In the listing below, find each line that holds "name" and list it.
------------------------------------------------
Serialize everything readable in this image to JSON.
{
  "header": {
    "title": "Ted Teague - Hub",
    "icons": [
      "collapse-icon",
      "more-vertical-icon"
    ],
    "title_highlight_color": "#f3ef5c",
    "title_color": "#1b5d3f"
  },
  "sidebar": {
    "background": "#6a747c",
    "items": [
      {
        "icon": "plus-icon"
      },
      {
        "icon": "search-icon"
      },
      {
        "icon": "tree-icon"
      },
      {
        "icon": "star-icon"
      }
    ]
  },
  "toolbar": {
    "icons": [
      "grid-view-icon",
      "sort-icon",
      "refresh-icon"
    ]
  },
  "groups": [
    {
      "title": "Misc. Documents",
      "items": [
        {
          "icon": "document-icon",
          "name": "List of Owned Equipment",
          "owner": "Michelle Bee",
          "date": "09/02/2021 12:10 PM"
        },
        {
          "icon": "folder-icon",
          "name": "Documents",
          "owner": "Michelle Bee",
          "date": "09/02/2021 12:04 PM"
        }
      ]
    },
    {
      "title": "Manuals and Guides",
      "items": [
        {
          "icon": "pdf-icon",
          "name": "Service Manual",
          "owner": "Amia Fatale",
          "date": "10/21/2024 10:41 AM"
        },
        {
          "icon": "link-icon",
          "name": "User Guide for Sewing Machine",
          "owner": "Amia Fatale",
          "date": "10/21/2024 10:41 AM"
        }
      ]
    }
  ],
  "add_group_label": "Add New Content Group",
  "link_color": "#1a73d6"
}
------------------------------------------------
**TASK RESULT**
          "name": "List of Owned Equipment",
          "name": "Documents",
          "name": "Service Manual",
          "name": "User Guide for Sewing Machine",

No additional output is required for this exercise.